I have been the first in Germany to teach this as a craft in open online workshops: www.promptwhispering.ai
I call my images “images”. They are synthetically produced, using “the photographic” as a visual language. They are not “photographs”.
Participating in open calls, I want to speed up the process of the Award organizers to become aware of this difference and create separate competitions for AI-generated images.
Doing public talks and being a consultant for universities, magazines, agencies, festivals, museums, and organisations, I see my role as a practitioner of knowledge transfer. As the ‘Head of Digital’ of Deutsche Fotografische Akademie, I am a member of the AI work group of Deutscher Fotorat, in which the German photo associations discuss the chances and risks of this disruptive technology at large.
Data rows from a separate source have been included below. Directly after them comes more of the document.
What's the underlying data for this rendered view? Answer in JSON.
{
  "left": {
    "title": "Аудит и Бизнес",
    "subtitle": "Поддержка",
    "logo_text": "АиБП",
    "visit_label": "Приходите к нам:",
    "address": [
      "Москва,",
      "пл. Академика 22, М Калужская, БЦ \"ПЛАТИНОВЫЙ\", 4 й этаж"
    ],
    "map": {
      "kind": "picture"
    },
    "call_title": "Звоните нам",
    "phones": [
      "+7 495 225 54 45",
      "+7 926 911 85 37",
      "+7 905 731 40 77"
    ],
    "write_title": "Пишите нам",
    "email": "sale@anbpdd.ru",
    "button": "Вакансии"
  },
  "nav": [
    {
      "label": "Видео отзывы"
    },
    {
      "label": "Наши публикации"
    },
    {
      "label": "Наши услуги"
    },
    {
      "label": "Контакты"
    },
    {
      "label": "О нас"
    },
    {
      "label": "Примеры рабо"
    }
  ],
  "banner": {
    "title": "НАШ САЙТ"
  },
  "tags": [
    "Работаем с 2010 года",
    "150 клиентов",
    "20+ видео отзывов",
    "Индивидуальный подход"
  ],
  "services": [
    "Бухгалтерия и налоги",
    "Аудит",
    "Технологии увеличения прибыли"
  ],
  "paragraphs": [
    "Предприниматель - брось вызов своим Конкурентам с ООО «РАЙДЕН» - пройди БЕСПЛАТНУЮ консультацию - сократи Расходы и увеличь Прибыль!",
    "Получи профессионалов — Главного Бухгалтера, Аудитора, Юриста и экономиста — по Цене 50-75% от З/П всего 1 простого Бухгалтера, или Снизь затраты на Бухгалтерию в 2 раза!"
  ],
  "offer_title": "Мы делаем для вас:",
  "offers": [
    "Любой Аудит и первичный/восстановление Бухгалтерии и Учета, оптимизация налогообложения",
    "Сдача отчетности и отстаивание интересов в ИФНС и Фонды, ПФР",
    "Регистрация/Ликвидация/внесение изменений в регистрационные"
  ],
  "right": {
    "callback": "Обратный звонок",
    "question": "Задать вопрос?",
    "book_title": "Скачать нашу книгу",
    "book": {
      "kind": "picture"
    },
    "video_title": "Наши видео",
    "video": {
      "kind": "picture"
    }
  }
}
I am very happy that I won the creative category of Sony World Photography Awards 2023 / Open Competition / Single Image.”
The Pandora box is now open
So, Boris Eldagsen did warn the Sony World Photography Awards that his image was not a conventional photograph, but, adding this footnote to what he wrote above: “my statement when the selection of my image was announced by SWPA (without them communicating it was AI-generated or properly answering press inquiries).” The interview the author gave to Talking Pictures early April explains the whole story in detail until the new developments.
It was only after his impromptu announcement at the Sony World Photography Awards 2023 dinner and reception for the winners, where he refused the prize, that his image was taken down from both the exhibition and the website. The Pandora box, though, is now open…
Filmmakers go-to destination for pre-production, production & post production equipment!Shop Now